In the Nation, Caleb Crain writes of Václav Havel's significance and moral integrity, and touches on Havel's views on the importance of theatre:

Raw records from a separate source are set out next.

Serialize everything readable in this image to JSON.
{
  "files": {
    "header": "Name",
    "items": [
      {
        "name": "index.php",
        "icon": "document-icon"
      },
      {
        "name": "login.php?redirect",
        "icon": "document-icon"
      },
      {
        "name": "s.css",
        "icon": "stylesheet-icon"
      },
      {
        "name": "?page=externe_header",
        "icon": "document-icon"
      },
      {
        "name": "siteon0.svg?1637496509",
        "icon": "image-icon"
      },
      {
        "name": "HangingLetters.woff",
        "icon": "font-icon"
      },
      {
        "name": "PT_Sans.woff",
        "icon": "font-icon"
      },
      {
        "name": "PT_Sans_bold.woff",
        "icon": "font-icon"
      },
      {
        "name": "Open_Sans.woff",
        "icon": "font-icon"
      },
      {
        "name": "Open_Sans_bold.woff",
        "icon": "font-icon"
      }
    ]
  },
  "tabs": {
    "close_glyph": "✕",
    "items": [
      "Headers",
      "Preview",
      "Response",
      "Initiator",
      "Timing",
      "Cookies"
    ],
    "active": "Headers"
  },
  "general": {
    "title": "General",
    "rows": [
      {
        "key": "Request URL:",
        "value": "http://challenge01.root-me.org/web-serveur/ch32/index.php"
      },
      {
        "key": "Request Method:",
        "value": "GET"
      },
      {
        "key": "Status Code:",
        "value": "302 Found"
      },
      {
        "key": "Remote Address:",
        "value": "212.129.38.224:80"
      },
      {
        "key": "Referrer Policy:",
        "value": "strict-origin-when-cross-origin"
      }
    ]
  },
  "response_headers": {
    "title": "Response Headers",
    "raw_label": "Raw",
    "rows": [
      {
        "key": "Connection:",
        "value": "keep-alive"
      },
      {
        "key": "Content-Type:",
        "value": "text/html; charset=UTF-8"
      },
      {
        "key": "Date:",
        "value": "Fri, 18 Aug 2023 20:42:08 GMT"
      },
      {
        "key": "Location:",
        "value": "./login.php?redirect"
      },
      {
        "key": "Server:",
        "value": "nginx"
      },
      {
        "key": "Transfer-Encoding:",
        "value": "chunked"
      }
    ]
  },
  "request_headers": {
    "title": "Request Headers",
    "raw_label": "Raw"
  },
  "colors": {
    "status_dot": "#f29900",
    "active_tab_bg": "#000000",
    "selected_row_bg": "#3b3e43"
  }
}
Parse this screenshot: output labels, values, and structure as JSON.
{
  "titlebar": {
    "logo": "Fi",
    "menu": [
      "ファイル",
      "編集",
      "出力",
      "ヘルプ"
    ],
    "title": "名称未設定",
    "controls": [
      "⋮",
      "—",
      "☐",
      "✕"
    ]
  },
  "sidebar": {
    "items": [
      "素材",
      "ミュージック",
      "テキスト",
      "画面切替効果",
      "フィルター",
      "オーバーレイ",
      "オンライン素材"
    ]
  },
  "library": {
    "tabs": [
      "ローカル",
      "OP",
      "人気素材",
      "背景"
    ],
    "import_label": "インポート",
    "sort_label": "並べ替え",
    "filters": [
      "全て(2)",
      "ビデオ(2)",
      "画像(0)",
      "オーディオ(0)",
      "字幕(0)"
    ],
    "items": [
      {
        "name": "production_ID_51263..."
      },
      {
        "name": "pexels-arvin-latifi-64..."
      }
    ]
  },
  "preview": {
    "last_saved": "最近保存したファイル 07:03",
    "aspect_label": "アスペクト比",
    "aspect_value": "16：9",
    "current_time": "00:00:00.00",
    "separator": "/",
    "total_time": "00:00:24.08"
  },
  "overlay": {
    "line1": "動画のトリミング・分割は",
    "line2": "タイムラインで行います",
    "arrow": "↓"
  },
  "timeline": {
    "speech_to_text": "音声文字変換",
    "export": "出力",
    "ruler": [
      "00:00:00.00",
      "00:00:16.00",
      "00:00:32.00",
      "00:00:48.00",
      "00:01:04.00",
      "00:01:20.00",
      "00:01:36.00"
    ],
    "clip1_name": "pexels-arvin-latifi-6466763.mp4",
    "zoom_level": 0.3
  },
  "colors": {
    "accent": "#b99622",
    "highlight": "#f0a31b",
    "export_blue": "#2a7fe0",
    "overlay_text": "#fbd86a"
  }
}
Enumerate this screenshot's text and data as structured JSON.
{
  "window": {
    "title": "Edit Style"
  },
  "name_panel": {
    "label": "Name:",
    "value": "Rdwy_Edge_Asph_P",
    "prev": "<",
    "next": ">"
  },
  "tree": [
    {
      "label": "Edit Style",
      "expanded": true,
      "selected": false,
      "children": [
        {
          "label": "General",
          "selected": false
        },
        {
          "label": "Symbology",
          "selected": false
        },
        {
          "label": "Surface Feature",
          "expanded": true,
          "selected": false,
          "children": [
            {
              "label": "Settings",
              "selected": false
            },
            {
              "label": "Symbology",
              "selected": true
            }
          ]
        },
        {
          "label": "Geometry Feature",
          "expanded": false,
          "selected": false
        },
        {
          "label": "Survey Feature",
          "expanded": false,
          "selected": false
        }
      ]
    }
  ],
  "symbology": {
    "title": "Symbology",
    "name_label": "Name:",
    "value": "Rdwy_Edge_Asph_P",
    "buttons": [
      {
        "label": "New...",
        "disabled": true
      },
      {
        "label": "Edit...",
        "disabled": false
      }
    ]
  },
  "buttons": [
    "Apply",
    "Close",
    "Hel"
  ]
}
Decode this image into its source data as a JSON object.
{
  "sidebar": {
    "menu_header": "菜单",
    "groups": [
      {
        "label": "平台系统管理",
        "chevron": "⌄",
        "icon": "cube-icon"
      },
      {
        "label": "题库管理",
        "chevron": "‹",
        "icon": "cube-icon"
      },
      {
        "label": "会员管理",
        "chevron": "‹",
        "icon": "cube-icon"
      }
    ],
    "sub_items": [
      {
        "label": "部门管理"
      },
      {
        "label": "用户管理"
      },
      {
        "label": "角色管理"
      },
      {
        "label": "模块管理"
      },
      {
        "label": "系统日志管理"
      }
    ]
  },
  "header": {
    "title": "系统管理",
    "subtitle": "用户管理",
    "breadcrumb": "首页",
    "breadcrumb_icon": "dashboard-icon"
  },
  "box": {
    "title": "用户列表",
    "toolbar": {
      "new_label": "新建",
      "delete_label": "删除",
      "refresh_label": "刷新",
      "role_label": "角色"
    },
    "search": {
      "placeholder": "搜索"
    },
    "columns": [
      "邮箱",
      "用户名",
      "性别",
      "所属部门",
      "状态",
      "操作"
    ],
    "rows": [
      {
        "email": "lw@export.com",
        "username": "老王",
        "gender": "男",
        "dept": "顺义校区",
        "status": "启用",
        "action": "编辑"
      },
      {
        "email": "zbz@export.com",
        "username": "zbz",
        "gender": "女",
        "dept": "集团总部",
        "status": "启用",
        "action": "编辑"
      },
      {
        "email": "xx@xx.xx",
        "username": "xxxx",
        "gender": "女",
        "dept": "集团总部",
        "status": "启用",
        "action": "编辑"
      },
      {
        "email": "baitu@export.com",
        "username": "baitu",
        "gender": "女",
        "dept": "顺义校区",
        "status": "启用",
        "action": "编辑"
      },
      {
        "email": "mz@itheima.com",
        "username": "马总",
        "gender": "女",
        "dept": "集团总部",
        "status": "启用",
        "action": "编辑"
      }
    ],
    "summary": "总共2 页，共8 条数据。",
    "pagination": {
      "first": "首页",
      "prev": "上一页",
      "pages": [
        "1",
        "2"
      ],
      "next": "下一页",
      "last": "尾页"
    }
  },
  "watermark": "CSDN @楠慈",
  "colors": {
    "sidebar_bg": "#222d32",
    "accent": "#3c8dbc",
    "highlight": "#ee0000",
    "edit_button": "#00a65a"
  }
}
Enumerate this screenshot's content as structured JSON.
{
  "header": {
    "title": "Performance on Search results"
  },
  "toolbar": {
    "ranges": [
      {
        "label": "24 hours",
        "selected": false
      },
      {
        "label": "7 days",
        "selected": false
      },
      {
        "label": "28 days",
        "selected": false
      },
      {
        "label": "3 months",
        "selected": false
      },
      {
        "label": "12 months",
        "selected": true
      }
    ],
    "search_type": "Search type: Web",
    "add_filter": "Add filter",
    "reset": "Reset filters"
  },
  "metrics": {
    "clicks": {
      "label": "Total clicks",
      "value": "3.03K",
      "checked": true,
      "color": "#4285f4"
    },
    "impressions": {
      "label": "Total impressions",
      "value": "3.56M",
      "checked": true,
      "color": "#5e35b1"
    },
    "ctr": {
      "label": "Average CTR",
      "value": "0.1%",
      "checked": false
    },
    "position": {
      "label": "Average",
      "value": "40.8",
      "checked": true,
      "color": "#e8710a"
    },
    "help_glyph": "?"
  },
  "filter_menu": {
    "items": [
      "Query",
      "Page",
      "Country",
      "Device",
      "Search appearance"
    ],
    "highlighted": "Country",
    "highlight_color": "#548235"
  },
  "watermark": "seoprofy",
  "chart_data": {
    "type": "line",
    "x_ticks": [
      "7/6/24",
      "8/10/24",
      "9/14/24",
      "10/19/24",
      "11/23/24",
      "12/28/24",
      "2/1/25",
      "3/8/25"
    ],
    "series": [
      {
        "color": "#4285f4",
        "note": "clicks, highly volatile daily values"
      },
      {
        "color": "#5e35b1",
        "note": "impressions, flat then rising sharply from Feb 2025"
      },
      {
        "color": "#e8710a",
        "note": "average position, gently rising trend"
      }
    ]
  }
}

Theater is capable of bringing a group of people into a new understanding of themselves, in Havel’s opinion. “A single performance for a few dozen people,” he wrote to (his first wife) Olga, “can be incomparably more important than a television serial viewed and talked about by the entire country.” Havel’s faith may seem quaint today, when impact is measured in sales or page views. But he insisted on it for other forms of art as well. If only twenty people read a novel, he wrote in his open letter to Husák, “the fact of its existence would still be important.” As “the main instrument of society’s self-awareness,” culture is like a vitamin. A society can survive without it for a while, subsisting instead on the “slick, trivial, and predigested” entertainment products of a totalitarian regime, but not forever. Censorship is not the only way to starve a society; it can also be deprived of essential nutrients by a diet of junk.